Those of us who have learned to always look at the formerly-obscure U6 underemployment measure on the first Friday of every month have long been shocked at the number of people who want to work full-time but who in fact are working part-time. A new study from Andrew Sum and Ishwar Khatiwada of the Center for Labor Market Studies quantifies the cost of today’s unprecedented levels of underemployment on society as a whole; I can’t find the version that was emailed to me online, but a shorter version is here.
Courtney Comstock is absolutely right when she runs a story under the headline “You Know It’s Over When Esquire Magazine Is Telling Its Readers How To Invest In Gold Funds”. In a spectacularly silly article, Esquire’s Ken Kurson extolls the virtues of buying gold-denominated hedge funds, on the grounds that if the hedge fund doubles and gold doubles, then you’ll end up quadrupling your money! Genius.
Pakistani ambassador rejected because his name is NSFW in Arabic — FP
David Warsh on Haiti — Economic Principals
Using a computer to analyze drawings to see if they might be fake — NPR
Could losing its AAA be a good thing for the US? — Bloomberg
What is a bank? — The Deal
In all the bellyaching about the governance of the biggest banks, and the fact that their boards were spectacularly unqualified to provide any kind of oversight of what they were doing, Goldman Sachs has gone largely unmentioned.
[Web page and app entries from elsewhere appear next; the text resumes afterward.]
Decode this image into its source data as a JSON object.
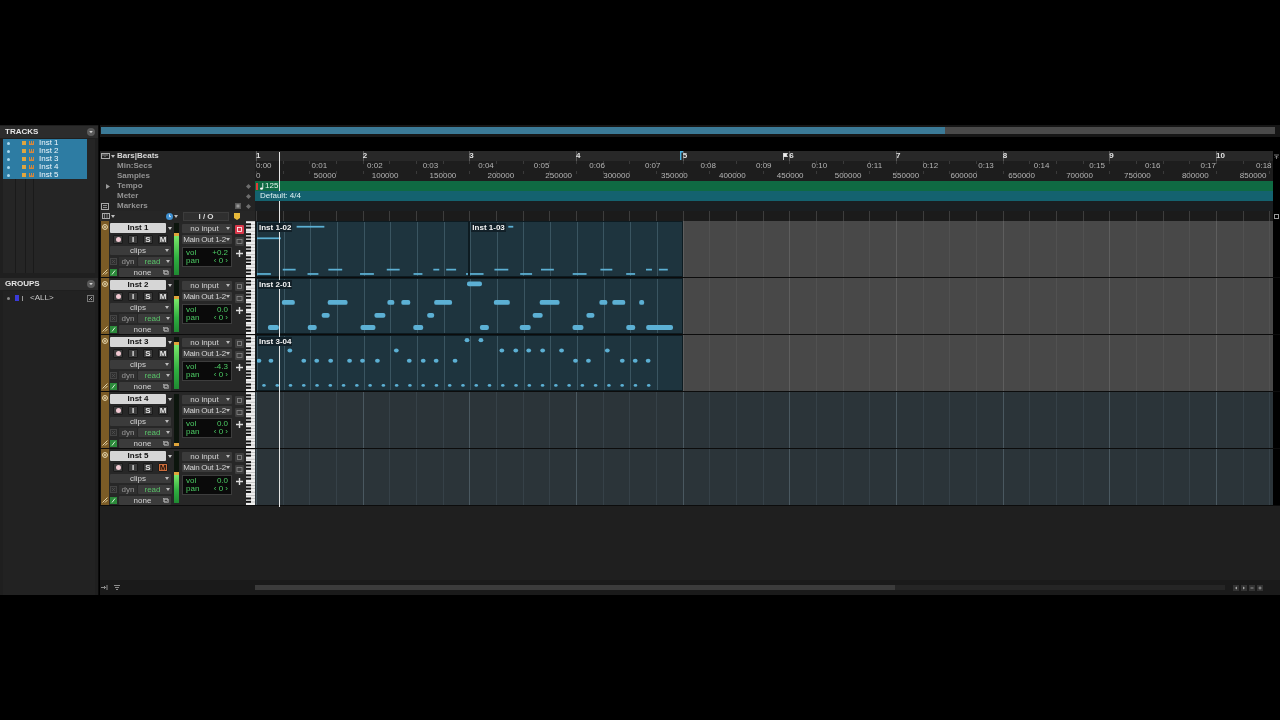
{
  "tracks_panel": {
    "title": "TRACKS",
    "items": [
      {
        "name": "Inst 1",
        "selected": true
      },
      {
        "name": "Inst 2",
        "selected": true
      },
      {
        "name": "Inst 3",
        "selected": true
      },
      {
        "name": "Inst 4",
        "selected": true
      },
      {
        "name": "Inst 5",
        "selected": true
      }
    ]
  },
  "groups_panel": {
    "title": "GROUPS",
    "items": [
      {
        "name": "<ALL>"
      }
    ]
  },
  "rulers": [
    {
      "kind": "bars",
      "label": "Bars|Beats",
      "ticks": [
        "1",
        "2",
        "3",
        "4",
        "5",
        "6",
        "7",
        "8",
        "9",
        "10"
      ]
    },
    {
      "kind": "time",
      "label": "Min:Secs",
      "ticks": [
        "0:00",
        "0:01",
        "0:02",
        "0:03",
        "0:04",
        "0:05",
        "0:06",
        "0:07",
        "0:08",
        "0:09",
        "0:10",
        "0:11",
        "0:12",
        "0:13",
        "0:14",
        "0:15",
        "0:16",
        "0:17",
        "0:18"
      ]
    },
    {
      "kind": "samples",
      "label": "Samples",
      "ticks": [
        "0",
        "50000",
        "100000",
        "150000",
        "200000",
        "250000",
        "300000",
        "350000",
        "400000",
        "450000",
        "500000",
        "550000",
        "600000",
        "650000",
        "700000",
        "750000",
        "800000",
        "850000"
      ]
    }
  ],
  "tempo_ruler": {
    "label": "Tempo",
    "value": "125"
  },
  "meter_ruler": {
    "label": "Meter",
    "value": "Default: 4/4"
  },
  "markers_ruler": {
    "label": "Markers"
  },
  "track_header": {
    "io_label": "I / O"
  },
  "tracks": [
    {
      "name": "Inst 1",
      "input_button": "I",
      "solo_button": "S",
      "mute_button": "M",
      "muted": false,
      "view": "clips",
      "dyn_button": "dyn",
      "automation": "read",
      "group": "none",
      "level": 0.8,
      "input": "no input",
      "output": "Main Out 1-2",
      "vol_label": "vol",
      "vol": "+0.2",
      "pan_label": "pan",
      "pan": "‹ 0 ›",
      "side_button_lit": true,
      "clips": [
        {
          "name": "Inst 1-02",
          "kind": "lines"
        },
        {
          "name": "Inst 1-03",
          "kind": "lines"
        }
      ]
    },
    {
      "name": "Inst 2",
      "input_button": "I",
      "solo_button": "S",
      "mute_button": "M",
      "muted": false,
      "view": "clips",
      "dyn_button": "dyn",
      "automation": "read",
      "group": "none",
      "level": 0.7,
      "input": "no input",
      "output": "Main Out 1-2",
      "vol_label": "vol",
      "vol": "0.0",
      "pan_label": "pan",
      "pan": "‹ 0 ›",
      "side_button_lit": false,
      "clips": [
        {
          "name": "Inst 2-01",
          "kind": "blocks"
        }
      ]
    },
    {
      "name": "Inst 3",
      "input_button": "I",
      "solo_button": "S",
      "mute_button": "M",
      "muted": false,
      "view": "clips",
      "dyn_button": "dyn",
      "automation": "read",
      "group": "none",
      "level": 0.9,
      "input": "no input",
      "output": "Main Out 1-2",
      "vol_label": "vol",
      "vol": "-4.3",
      "pan_label": "pan",
      "pan": "‹ 0 ›",
      "side_button_lit": false,
      "clips": [
        {
          "name": "Inst 3-04",
          "kind": "dots"
        }
      ]
    },
    {
      "name": "Inst 4",
      "input_button": "I",
      "solo_button": "S",
      "mute_button": "M",
      "muted": false,
      "view": "clips",
      "dyn_button": "dyn",
      "automation": "read",
      "group": "none",
      "level": 0.05,
      "input": "no input",
      "output": "Main Out 1-2",
      "vol_label": "vol",
      "vol": "0.0",
      "pan_label": "pan",
      "pan": "‹ 0 ›",
      "side_button_lit": false
    },
    {
      "name": "Inst 5",
      "input_button": "I",
      "solo_button": "S",
      "mute_button": "M",
      "muted": true,
      "view": "clips",
      "dyn_button": "dyn",
      "automation": "read",
      "group": "none",
      "level": 0.6,
      "input": "no input",
      "output": "Main Out 1-2",
      "vol_label": "vol",
      "vol": "0.0",
      "pan_label": "pan",
      "pan": "‹ 0 ›",
      "side_button_lit": false
    }
  ]
}
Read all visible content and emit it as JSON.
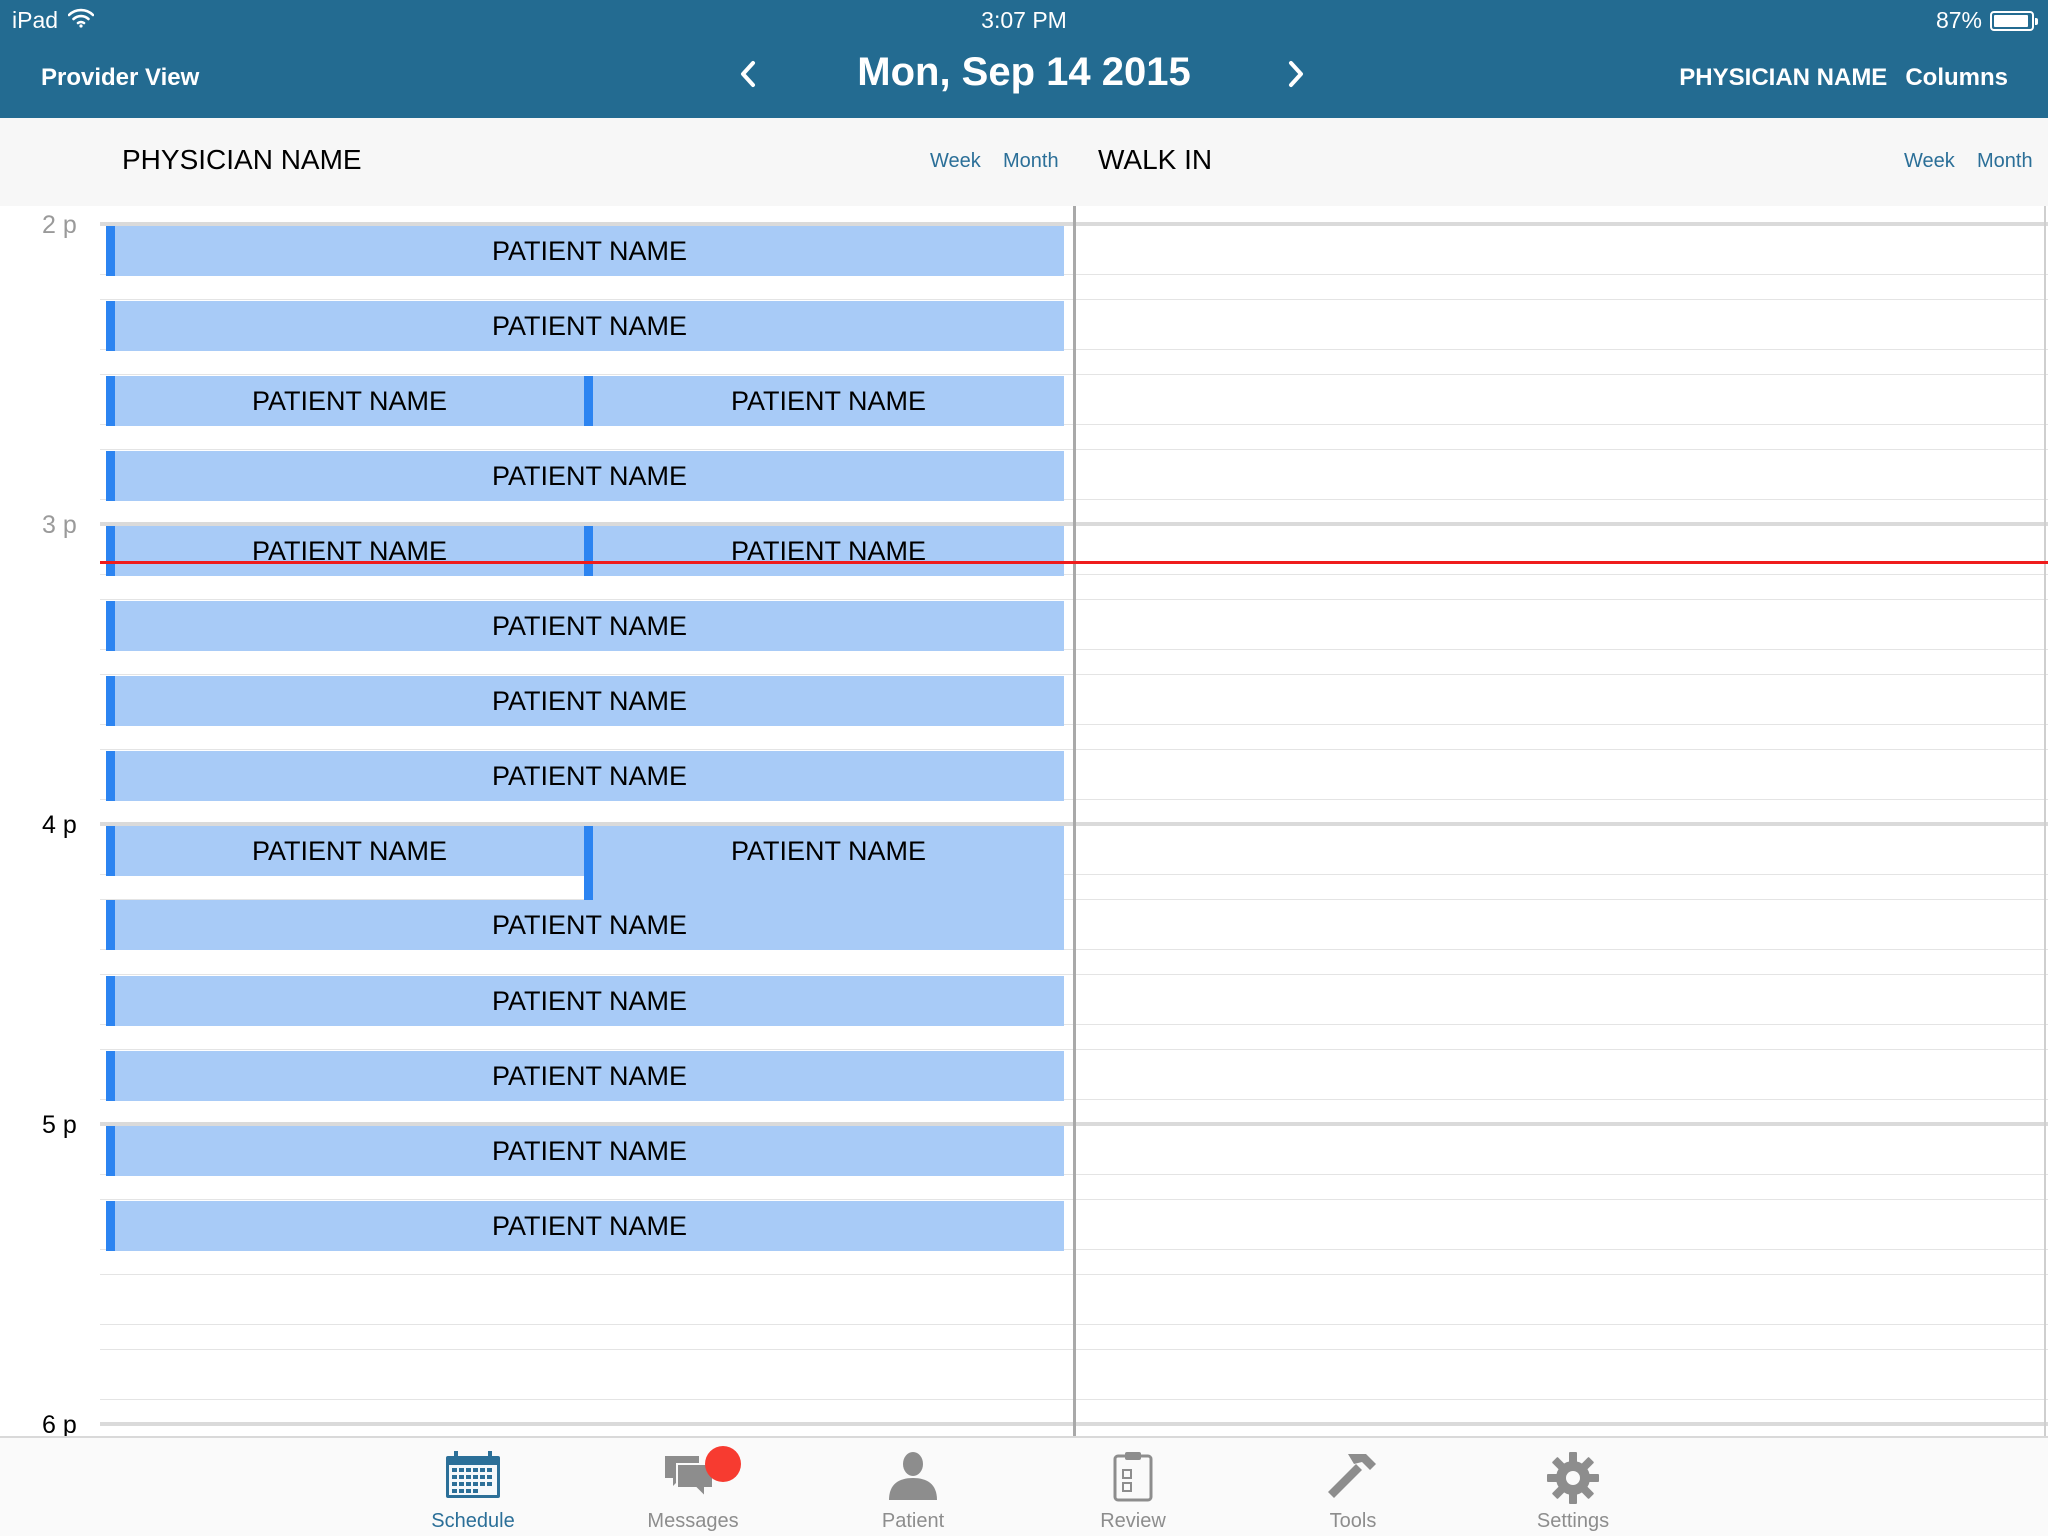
{
  "status_bar": {
    "device": "iPad",
    "time": "3:07 PM",
    "battery": "87%",
    "battery_level": 0.87
  },
  "nav": {
    "left_label": "Provider View",
    "date": "Mon, Sep 14 2015",
    "physician": "PHYSICIAN NAME",
    "columns_label": "Columns",
    "prev_icon": "chevron-left-icon",
    "next_icon": "chevron-right-icon"
  },
  "columns": [
    {
      "title": "PHYSICIAN NAME",
      "week_label": "Week",
      "month_label": "Month"
    },
    {
      "title": "WALK IN",
      "week_label": "Week",
      "month_label": "Month"
    }
  ],
  "hours": [
    "2 p",
    "3 p",
    "4 p",
    "5 p",
    "6 p"
  ],
  "current_time": "3:07 PM",
  "appointments": [
    {
      "slot": 0,
      "patient": "PATIENT NAME"
    },
    {
      "slot": 1,
      "patient": "PATIENT NAME"
    },
    {
      "slot": 2,
      "patient": "PATIENT NAME"
    },
    {
      "slot": 2,
      "patient": "PATIENT NAME"
    },
    {
      "slot": 3,
      "patient": "PATIENT NAME"
    },
    {
      "slot": 4,
      "patient": "PATIENT NAME"
    },
    {
      "slot": 4,
      "patient": "PATIENT NAME"
    },
    {
      "slot": 5,
      "patient": "PATIENT NAME"
    },
    {
      "slot": 6,
      "patient": "PATIENT NAME"
    },
    {
      "slot": 7,
      "patient": "PATIENT NAME"
    },
    {
      "slot": 8,
      "patient": "PATIENT NAME"
    },
    {
      "slot": 8,
      "patient": "PATIENT NAME"
    },
    {
      "slot": 9,
      "patient": "PATIENT NAME"
    },
    {
      "slot": 10,
      "patient": "PATIENT NAME"
    },
    {
      "slot": 11,
      "patient": "PATIENT NAME"
    },
    {
      "slot": 12,
      "patient": "PATIENT NAME"
    },
    {
      "slot": 13,
      "patient": "PATIENT NAME"
    }
  ],
  "tabs": [
    {
      "label": "Schedule",
      "icon": "calendar-icon",
      "active": true
    },
    {
      "label": "Messages",
      "icon": "chat-bubbles-icon",
      "badge": true
    },
    {
      "label": "Patient",
      "icon": "person-icon"
    },
    {
      "label": "Review",
      "icon": "clipboard-icon"
    },
    {
      "label": "Tools",
      "icon": "hammer-icon"
    },
    {
      "label": "Settings",
      "icon": "gear-icon"
    }
  ],
  "colors": {
    "header_bg": "#236b91",
    "appointment_fill": "#a8cbf7",
    "appointment_accent": "#2c84f1",
    "now_line": "#ef1c1c",
    "link": "#2b6f98"
  }
}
But what’s true of Merrill Lynch and Bank of America is true of Goldman too: its executives need some kind of adult supervision, seeing as how they work for their shareholders, rather than just for themselves.
What’s happened to the FT’s online subscription rates? Leigh Caldwell was paying £6.12 per month last December, but then his debit card expired, he lost his FT.com access, and he went back to the site to renew. When he got there, he found that the renewal rate he was offered was more than double what he was paying before: £12.98 per month, for “premium” access.